IMPORTANT INFORMATION COVID-19: Read the RIBA’s latest advice and information. | Website terms of use and cookie statement.

Understanding what your clients really want

20 June 2019

Listening to clients in order to fully appreciate what they want from an architect is fundamental: it is the essential first step in a productive working relationship.

"You have to listen, know your client, and find out about them," urges Teresa Borsuk, Senior Partner at Pollard Thomas Edwards. "The client-architect relationship has to be very carefully managed. To get the best out of it, architects need to understand how clients ‘work’: their ambitions and their drivers."

Borsuk points out that service industry businesses and tech companies have entire teams dedicated to the client experience. But in architecture, this idea may sometimes be considered tertiary. However, architecture is fundamentally a service industry, she argues: one which may or may not even result in a building.

Experienced practitioners commonly point to the very beginnings of a project as being the stage where clear communication between client and architect is most important, as you might expect. It is here that the architect’s experience, design skills and ingenuity can add value to a project.

"Communication with clients is crucial and often quite problematic at the outset, particularly with clients engaging an architect for the first time," states Will Mawson, Director of Mawson Kerr. "With first-time clients there is a lot of reading between the lines."

Trust will not yet have been built up at the onset and so a client may keep back key data. Potential for misunderstanding is rife, so keeping a record and sharing it with the client is advisable.

"Sometimes I grab a comment from an initial meeting only to find this was a throwaway remark," Mawson notes. "So we try to list everything said in initial meetings and allow the client to sift through: prioritising and omitting to allow a brief to be developed on the right footing."

How fully developed the client’s initial idea is can vary widely depending on client experience, project type and scale, points out Rachael Davidson, Director of Hût Architecture.

"We employ an initial briefing questionnaire for new clients, which forms part of our Project Quality Plan once we are appointed," she explains. "We often need to revise this following Stages 0-2, as sometimes you need to draw something for a client to help them decide what they want."

Her practice will dedicate time up front to ‘educate’ new clients on their goals and ambitions, addressing time and budget considerations. For larger projects, the practice relies on a network of professional consultants to feed into conversations on programme and budget.

The latter is echoed by Shahriar Nasser of Belsize Architects: "We insist on having the necessary consultants," he states. "Often private clients would like to avoid having consultants as they do not wish to pay the fees. But we try to persuade clients that it is to their benefit to have the right consultants on board."

The early client-architect conversations provide opportunity for an architect to spot value-adding opportunities and build up trust

Clear communication is, of course, not just a question of what is said, but the medium used to get the message across.

"Emails are a poor form of communication generally," warns Will Mawson. "So much is in black and white but with little hierarchy. Phone conversations and, even better, face-to-face meetings get messages across in far more clarity."
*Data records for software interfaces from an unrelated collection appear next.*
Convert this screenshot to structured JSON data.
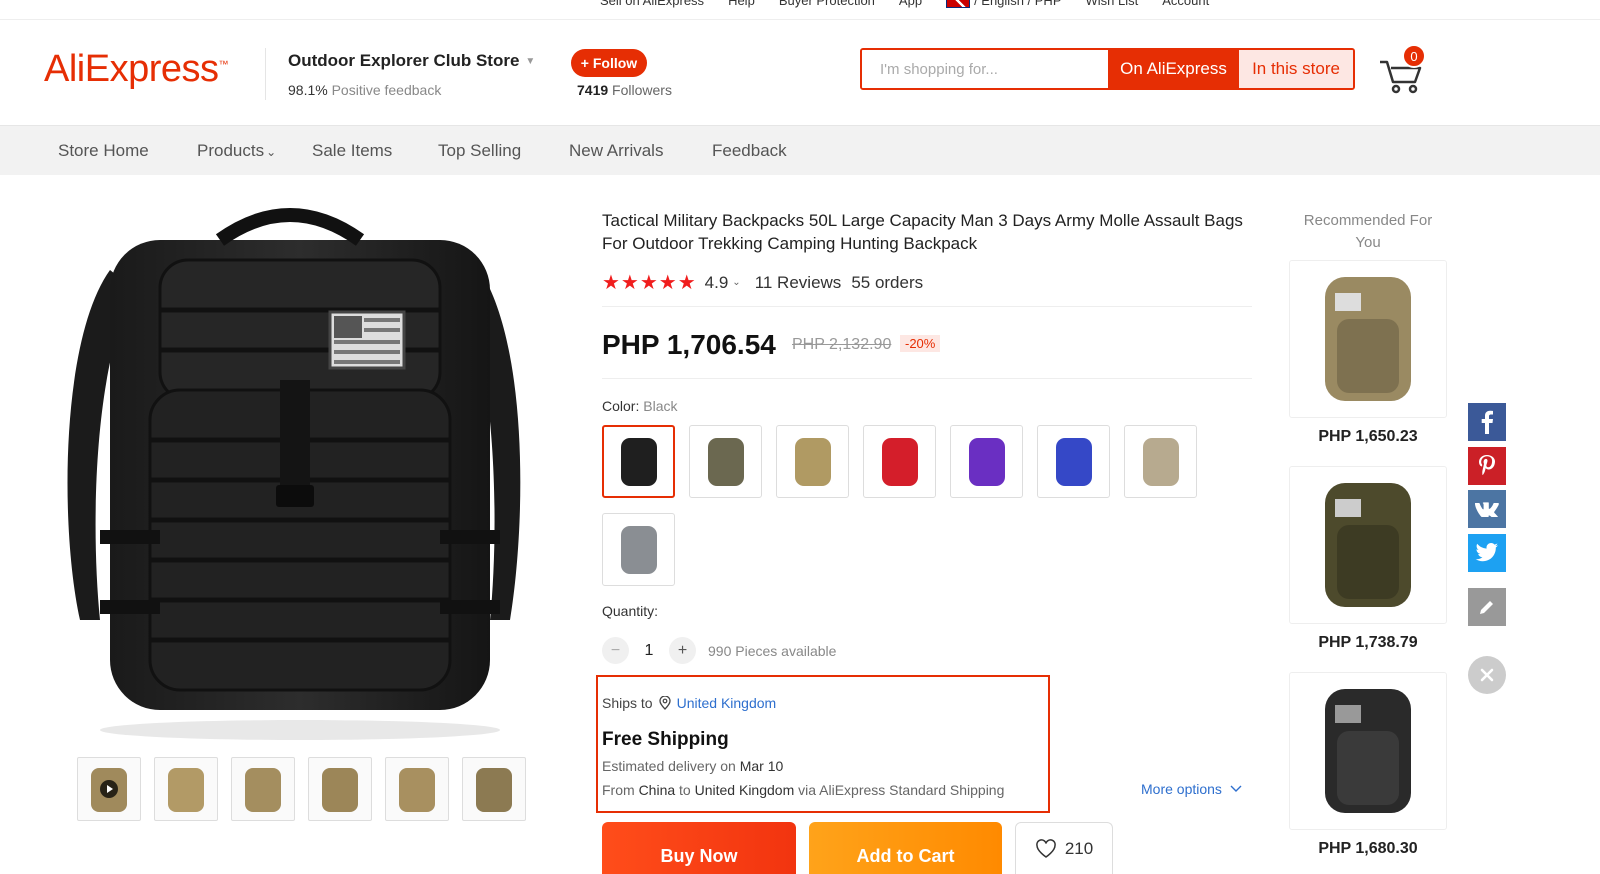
{
  "top_links": {
    "sell": "Sell on AliExpress",
    "help": "Help",
    "buyer_protection": "Buyer Protection",
    "app": "App",
    "language": "/ English / PHP",
    "wishlist": "Wish List",
    "account": "Account"
  },
  "header": {
    "logo": "AliExpress",
    "store_name": "Outdoor Explorer Club Store",
    "feedback_pct": "98.1%",
    "feedback_label": "Positive feedback",
    "follow_label": "+ Follow",
    "followers_count": "7419",
    "followers_label": "Followers",
    "search_placeholder": "I'm shopping for...",
    "search_ali_label": "On AliExpress",
    "search_store_label": "In this store",
    "cart_count": "0"
  },
  "nav": {
    "items": [
      "Store Home",
      "Products",
      "Sale Items",
      "Top Selling",
      "New Arrivals",
      "Feedback"
    ]
  },
  "product": {
    "title": "Tactical Military Backpacks 50L Large Capacity Man 3 Days Army Molle Assault Bags For Outdoor Trekking Camping Hunting Backpack",
    "stars": "★★★★★",
    "rating": "4.9",
    "reviews": "11 Reviews",
    "orders": "55 orders",
    "price": "PHP 1,706.54",
    "old_price": "PHP 2,132.90",
    "discount": "-20%",
    "color_label": "Color:",
    "color_value": "Black",
    "swatch_colors": [
      "#1f1f1f",
      "#6b6850",
      "#b09a63",
      "#d41e2a",
      "#6a2fc2",
      "#3548c7",
      "#b7aa8f",
      "#8a8e93"
    ],
    "quantity_label": "Quantity:",
    "quantity": "1",
    "available": "990 Pieces available",
    "ships_to_label": "Ships to",
    "ships_to_country": "United Kingdom",
    "free_shipping": "Free Shipping",
    "est_label": "Estimated delivery on",
    "est_date": "Mar 10",
    "from_label": "From",
    "from_country": "China",
    "to_label": "to",
    "to_country": "United Kingdom",
    "via_text": "via AliExpress Standard Shipping",
    "more_options": "More options",
    "buy_now": "Buy Now",
    "add_to_cart": "Add to Cart",
    "wish_count": "210"
  },
  "gallery": {
    "thumb_colors": [
      "#a08a5c",
      "#b29a66",
      "#a48e5f",
      "#9c8658",
      "#a89060",
      "#8c7a52"
    ]
  },
  "recommended": {
    "title": "Recommended For You",
    "items": [
      {
        "price": "PHP 1,650.23",
        "color": "#9a8a62"
      },
      {
        "price": "PHP 1,738.79",
        "color": "#4d4a2c"
      },
      {
        "price": "PHP 1,680.30",
        "color": "#2a2a2a"
      }
    ]
  },
  "share": {
    "facebook_color": "#3b5998",
    "pinterest_color": "#cb2027",
    "vk_color": "#4c75a3",
    "twitter_color": "#1da1f2",
    "edit_color": "#999999"
  },
  "colors": {
    "accent": "#e62e04",
    "link": "#2e6fce"
  }
}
"Clients can be less ‘visual’ in their communication so we try to assist in being an extension of their arm: sketching and giving an array of images to prompt their thoughts."

Tools such as Pinterest can be a non-intimidating, effective way for clients to give a general feel for their ideas. Often, Mawson will produce a large sheet full of images around a theme for clients to pore over during a meeting, to get a sense of what is on their wavelength and what definitely is not.

Once both client and architect are speaking the same language, the architect can demonstrate the value their skills add to the project. A practice’s own ways of working and its adaptability, based on experience, can then come into play.

"For projects where programme is a key consideration we have adapted our work flow to work in more dynamic way, to help keep things moving," points out Davidson, as an example of one way her practice might go the extra mile for a client.

"During construction stage, for instance, we will set up weekly site meetings and rely on hand sketches rather than full CAD drawings to ensure the speed of information releases matches the construction."

What architects need when dealing with clients is empathy. This quality, studies have shown, is relatively future-proof in terms of vocational redundancy: it is a quality architects provide that an algorithm or robot cannot.

Empathy consists of much more than merely educating the client. Borsuk says it is not uncommon to have experienced architects facing experienced architect clients and still not make a productive connection.

"Clients come in all shapes and sizes, but the constant that is essential is to understand them and their business," Borsuk states. "If you can be smart about what adds value for your clients, they will value you in return."

Thanks to Teresa Borsuk, Senior Partner, Pollard Thomas Edwards; Will Mawson, Director, Mawson Kerr; Rachael Davidson, Director, Hut Architecture; and Shahriar Nasser, Director, Belsize Architects.

Text by Neal Morris. This is a Professional Feature edited by the RIBA Practice team. Send us your feedback and ideas

RIBA Core Curriculum Topic: Business, clients and services
As part of the flexible RIBA CPD programme, Professional Features count as microlearning. See further information on the updated RIBA CPD Core Curriculum and on fulfilling your CPD requirements as an RIBA Chartered Member.

Posted on 20 June 2019.

Latest updates

keyboard_arrow_up To top